- be more able to face the day.
Yes I am biased to exercise as most physios are. We have countless studies showing exercise:
- Improves physical health
- Reduces risk of dementia,
- Reduces heart attack
- Improves Stroke risk
- Lower Obesity
- Is a powerful tool in depression management
- Improves sleep cycles.
Exercise is a pain killer, helping the body produce natural opioids reducing perception of pain. It’s a wonder drug and it’s free! If you’re not taking this drug you need to start right now.
It’s as essential to the human body as water, breath and food. If we want to have a long and happy life, with less pain and more independence. Why would you not take this medicine?
Exercise versus Active:
Now exercise does not have to be “gym kit, hamster wheels and weights” . If that’s your thing then great. Whatever you enjoy, we can advise a prescription of different exercises to target weakness and tightness. This will allow you to maximise your individual body and its mal-adaptation’s.
Exercise can also be an activity. Just measure a cleaners daily effort for example so cleaning a house can be exercise. Walking to the shop instead of driving and carrying the shopping back are your gym weights.
Let’s go back to our bodies design, we were a hunter and gatherer roaming and running across large stretches of land daily hunting in season and carrying the game back or foraging, fishing. It you don’t want to do formal exercise try being more active but if you walk, make it with purpose!
For some people certain postures will increase or decrease their back pain.
Please listen to your body, if it says get up and move then get up and move. If it says I’ve been static for too long and I’m aching then move. If it says I’ve been moving too long it’s ok to sit and rest.
The message you are receiving is not of acute damage but the body asking you to change things.
Now here is the hard part. Sometimes the message is wrong i.e. the brain remembering what it was like last time you had an acute flare. It remembers it used to hurt to sit for too long. You have to take these messages with a pinch of salt.
Generally if you are progressively unable to sit or stand or walk for a period of time you need advice. If this is getting worse then you need help and advice to find a way to manage this.
If it’s an acute flare, listen to the body, change the position and take medicine to keep the muscles working. In chronic pain if you know your limit walk is 2 miles then listen to the body. If doing more flares you for days don’t do it “yet”.

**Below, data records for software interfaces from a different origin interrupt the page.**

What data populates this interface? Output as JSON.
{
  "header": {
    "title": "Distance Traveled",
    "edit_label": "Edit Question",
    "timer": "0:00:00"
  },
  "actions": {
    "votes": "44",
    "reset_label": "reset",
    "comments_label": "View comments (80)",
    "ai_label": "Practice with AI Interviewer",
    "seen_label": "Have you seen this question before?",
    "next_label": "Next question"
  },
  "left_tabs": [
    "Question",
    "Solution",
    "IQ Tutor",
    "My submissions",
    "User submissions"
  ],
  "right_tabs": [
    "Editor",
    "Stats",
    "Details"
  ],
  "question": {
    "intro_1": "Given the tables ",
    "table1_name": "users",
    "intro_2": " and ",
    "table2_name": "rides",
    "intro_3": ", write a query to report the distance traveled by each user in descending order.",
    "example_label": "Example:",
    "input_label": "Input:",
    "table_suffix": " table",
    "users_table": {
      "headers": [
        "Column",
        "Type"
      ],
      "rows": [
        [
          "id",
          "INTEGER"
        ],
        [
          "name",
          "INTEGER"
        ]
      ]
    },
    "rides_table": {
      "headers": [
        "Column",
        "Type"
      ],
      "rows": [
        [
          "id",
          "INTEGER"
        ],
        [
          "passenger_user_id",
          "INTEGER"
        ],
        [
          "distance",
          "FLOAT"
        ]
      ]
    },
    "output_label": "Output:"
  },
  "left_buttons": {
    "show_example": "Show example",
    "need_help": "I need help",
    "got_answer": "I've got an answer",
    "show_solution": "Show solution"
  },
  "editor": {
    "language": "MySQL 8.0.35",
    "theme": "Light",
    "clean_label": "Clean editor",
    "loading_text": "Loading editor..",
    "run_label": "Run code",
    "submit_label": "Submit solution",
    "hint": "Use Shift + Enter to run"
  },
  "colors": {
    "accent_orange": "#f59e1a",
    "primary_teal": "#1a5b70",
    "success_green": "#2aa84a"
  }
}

Find a way of building the muscles, use walking poles , modify and use a bike or cross trainer etc. These are all reasons to get a physio involved.
Gemma one of the fab physio’s I work with who is also interested in chronic pain. She introduced me to this term and I love it.

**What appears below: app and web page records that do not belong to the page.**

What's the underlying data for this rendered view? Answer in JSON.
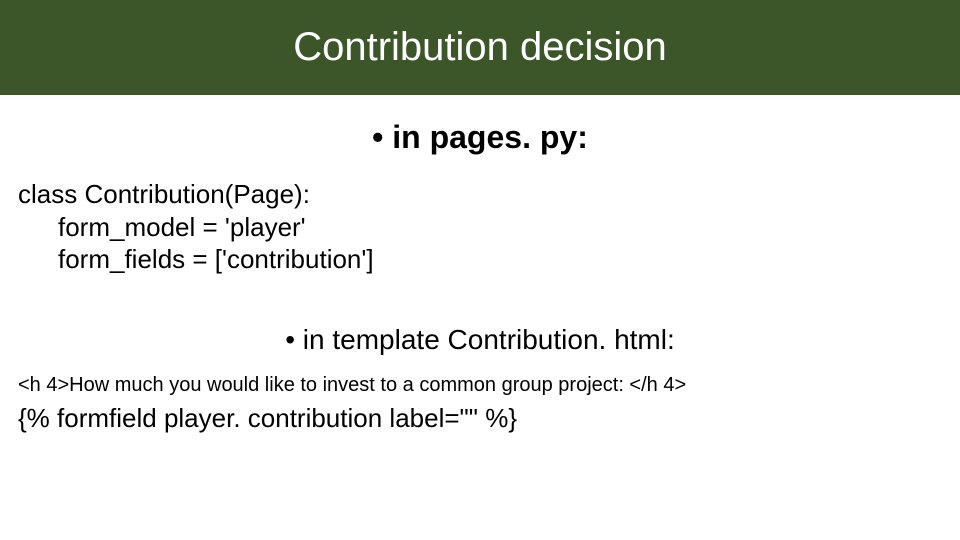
{
  "title": "Contribution decision",
  "bullet1": "• in pages. py:",
  "code_py": {
    "line1": "class Contribution(Page):",
    "line2": "form_model = 'player'",
    "line3": "form_fields = ['contribution']"
  },
  "bullet2": "• in template Contribution. html:",
  "h4_line": "<h 4>How much you would like to invest to a common group project: </h 4>",
  "template_line": "{% formfield player. contribution label=\"\" %}"
}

We know for many people with chronic pain they have a boom-bust cycle. Basically they do too much and then crash into a cycle of increased pain. Does this sound familiar?
To avoid this perpetual cycle and perception of pain, it’s important to try doing small amounts little and often. Build a tolerance to load and exercise. You can then increase this over time rather than stuck in the perpetual boom/bust cycle.
While it’s easy to write about, living with pain that has a massive limitation in daily function. I fully appreciate it can have a huge impact on you and your family.
We know stress levels can cause heart attack, stroke, mental health conditions, sleep deprivation and back pain. The single highest reason for reported back pain when we do the stats is not physical damage... it’s Stress.
A certain amount of stress on the physical and mental state is healthy and lets us learn and adapt. To much is definitely a problem and large predictor for back pain.
Therefore finding a way of managing this is crucial to improving back pain in the long term for all of us.
Pieces of the Jigsaw:
* Bite size management
* Positive living
The above are all ways to help with this but don’t ignore stress as it effects all of us.
So I hope this Blog gives you more insight into lower back pain. Improving this and your quality of life for the long term is in your hands. Physio can help you on this journey. Our roll is to teach you and empower you in managing your back pain. The more tools you have and understanding how to use them will turn you into the expert. This means it is you in the drivers seat managing your back. Good luck !